● **What the task asks**: Write the entries out again exactly; any picture among them gets left out.

(Excerpts from an interface dataset)

= = = =

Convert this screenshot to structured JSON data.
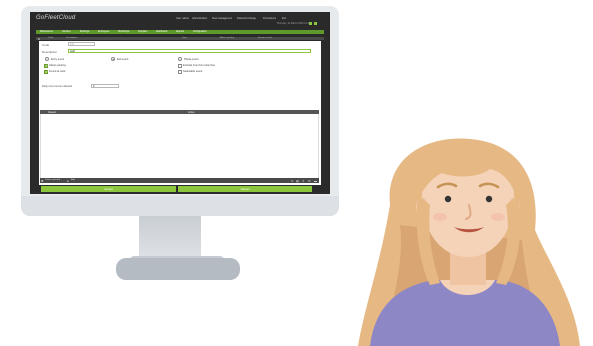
{
  "app": {
    "logo_main": "GoFleetCloud",
    "topbar": [
      "User: admin",
      "Administration",
      "Fleet management",
      "Password change",
      "Permissions",
      "Exit"
    ],
    "date": "Thursday, 12 March 2020 11:42",
    "menu": [
      "Maintenance",
      "Vehicles",
      "Bookings",
      "Employees",
      "Workshops",
      "Suppliers",
      "Dashboard",
      "Reports",
      "Configuration"
    ],
    "columns": [
      "Code",
      "Description",
      "Type",
      "Allows parking",
      "Found at work"
    ]
  },
  "dialog": {
    "code_label": "Code",
    "code_value": "4-5",
    "description_label": "Description",
    "description_value": "asdf",
    "event_types": [
      "Entry event",
      "Exit event",
      "Phase event"
    ],
    "selected_event": 1,
    "checkboxes": [
      {
        "label": "Allows parking",
        "checked": true
      },
      {
        "label": "Exclude time from total time",
        "checked": false
      },
      {
        "label": "Found at work",
        "checked": true
      },
      {
        "label": "Selectable event",
        "checked": false
      }
    ],
    "daily_label": "Daily occurrences allowed",
    "daily_value": "0",
    "grid_columns": [
      "Reason",
      "Active"
    ],
    "footer_left": [
      "Delete selected",
      "Add"
    ],
    "accept_label": "Accept",
    "cancel_label": "Cancel"
  },
  "colors": {
    "accent": "#8cc63f",
    "menubar": "#5e9a2b",
    "skin": "#f5d3b8",
    "hair": "#e6b883",
    "shirt": "#8d87c6"
  }
}
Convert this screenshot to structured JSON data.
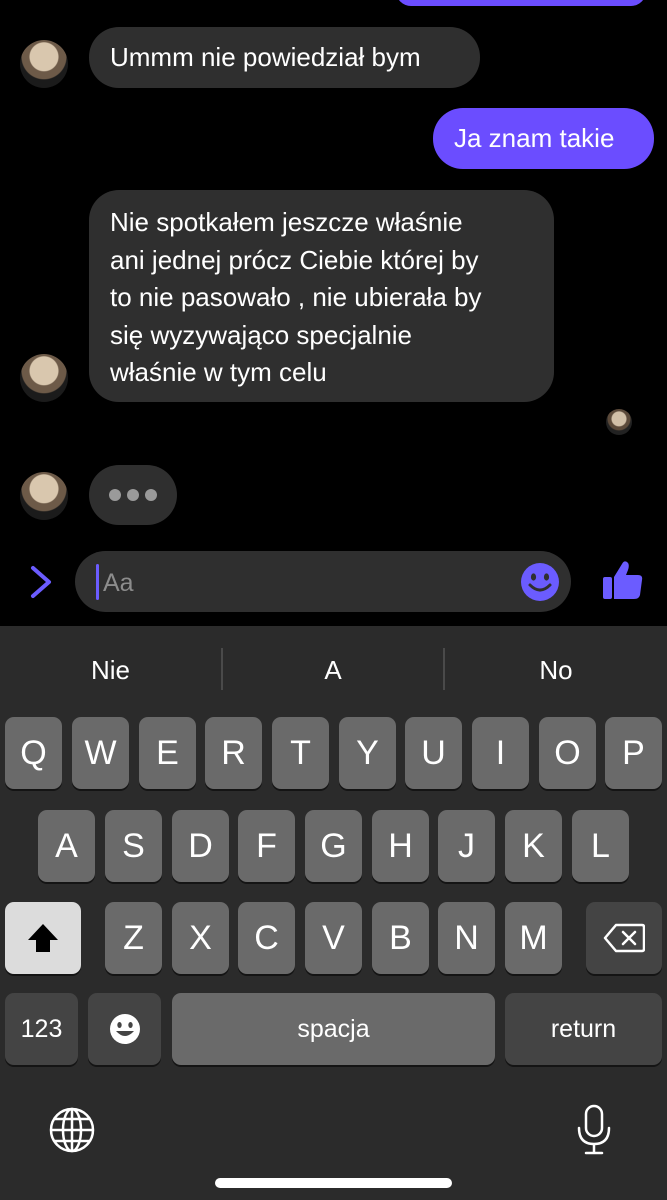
{
  "conversation": {
    "messages": [
      {
        "sender": "other",
        "text": "Ummm nie powiedział bym"
      },
      {
        "sender": "me",
        "text": "Ja znam takie"
      },
      {
        "sender": "other",
        "lines": [
          "Nie spotkałem jeszcze właśnie",
          "ani jednej prócz Ciebie której by",
          "to nie pasowało , nie ubierała by",
          "się wyzywająco specjalnie",
          "właśnie w tym celu"
        ]
      }
    ],
    "typing_indicator": "typing"
  },
  "composer": {
    "placeholder": "Aa"
  },
  "keyboard": {
    "suggestions": [
      "Nie",
      "A",
      "No"
    ],
    "row1": [
      "Q",
      "W",
      "E",
      "R",
      "T",
      "Y",
      "U",
      "I",
      "O",
      "P"
    ],
    "row2": [
      "A",
      "S",
      "D",
      "F",
      "G",
      "H",
      "J",
      "K",
      "L"
    ],
    "row3": [
      "Z",
      "X",
      "C",
      "V",
      "B",
      "N",
      "M"
    ],
    "numbers_label": "123",
    "space_label": "spacja",
    "return_label": "return"
  },
  "colors": {
    "accent": "#6b4dff",
    "bubble_other": "#2f2f2f",
    "background": "#000000",
    "keyboard_bg": "#2b2b2b"
  },
  "icons": [
    "chevron-right-icon",
    "emoji-icon",
    "thumbs-up-icon",
    "shift-icon",
    "backspace-icon",
    "emoji-keyboard-icon",
    "globe-icon",
    "microphone-icon"
  ]
}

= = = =

● **Exercise output**:
Convert this screenshot to structured JSON data.
{
  "app": {
    "logo_main": "GoFleetCloud",
    "topbar": [
      "User: admin",
      "Administration",
      "Fleet management",
      "Password change",
      "Permissions",
      "Exit"
    ],
    "date": "Thursday, 12 March 2020 11:42",
    "menu": [
      "Maintenance",
      "Vehicles",
      "Bookings",
      "Employees",
      "Workshops",
      "Suppliers",
      "Dashboard",
      "Reports",
      "Configuration"
    ],
    "columns": [
      "Code",
      "Description",
      "Type",
      "Allows parking",
      "Found at work"
    ]
  },
  "dialog": {
    "code_label": "Code",
    "code_value": "4-5",
    "description_label": "Description",
    "description_value": "asdf",
    "event_types": [
      "Entry event",
      "Exit event",
      "Phase event"
    ],
    "selected_event": 1,
    "checkboxes": [
      {
        "label": "Allows parking",
        "checked": true
      },
      {
        "label": "Exclude time from total time",
        "checked": false
      },
      {
        "label": "Found at work",
        "checked": true
      },
      {
        "label": "Selectable event",
        "checked": false
      }
    ],
    "daily_label": "Daily occurrences allowed",
    "daily_value": "0",
    "grid_columns": [
      "Reason",
      "Active"
    ],
    "footer_left": [
      "Delete selected",
      "Add"
    ],
    "accept_label": "Accept",
    "cancel_label": "Cancel"
  },
  "colors": {
    "accent": "#8cc63f",
    "menubar": "#5e9a2b",
    "skin": "#f5d3b8",
    "hair": "#e6b883",
    "shirt": "#8d87c6"
  }
}
Convert this screenshot to structured JSON data.
{
  "conversation": {
    "messages": [
      {
        "sender": "other",
        "text": "Ummm nie powiedział bym"
      },
      {
        "sender": "me",
        "text": "Ja znam takie"
      },
      {
        "sender": "other",
        "lines": [
          "Nie spotkałem jeszcze właśnie",
          "ani jednej prócz Ciebie której by",
          "to nie pasowało , nie ubierała by",
          "się wyzywająco specjalnie",
          "właśnie w tym celu"
        ]
      }
    ],
    "typing_indicator": "typing"
  },
  "composer": {
    "placeholder": "Aa"
  },
  "keyboard": {
    "suggestions": [
      "Nie",
      "A",
      "No"
    ],
    "row1": [
      "Q",
      "W",
      "E",
      "R",
      "T",
      "Y",
      "U",
      "I",
      "O",
      "P"
    ],
    "row2": [
      "A",
      "S",
      "D",
      "F",
      "G",
      "H",
      "J",
      "K",
      "L"
    ],
    "row3": [
      "Z",
      "X",
      "C",
      "V",
      "B",
      "N",
      "M"
    ],
    "numbers_label": "123",
    "space_label": "spacja",
    "return_label": "return"
  },
  "colors": {
    "accent": "#6b4dff",
    "bubble_other": "#2f2f2f",
    "background": "#000000",
    "keyboard_bg": "#2b2b2b"
  },
  "icons": [
    "chevron-right-icon",
    "emoji-icon",
    "thumbs-up-icon",
    "shift-icon",
    "backspace-icon",
    "emoji-keyboard-icon",
    "globe-icon",
    "microphone-icon"
  ]
}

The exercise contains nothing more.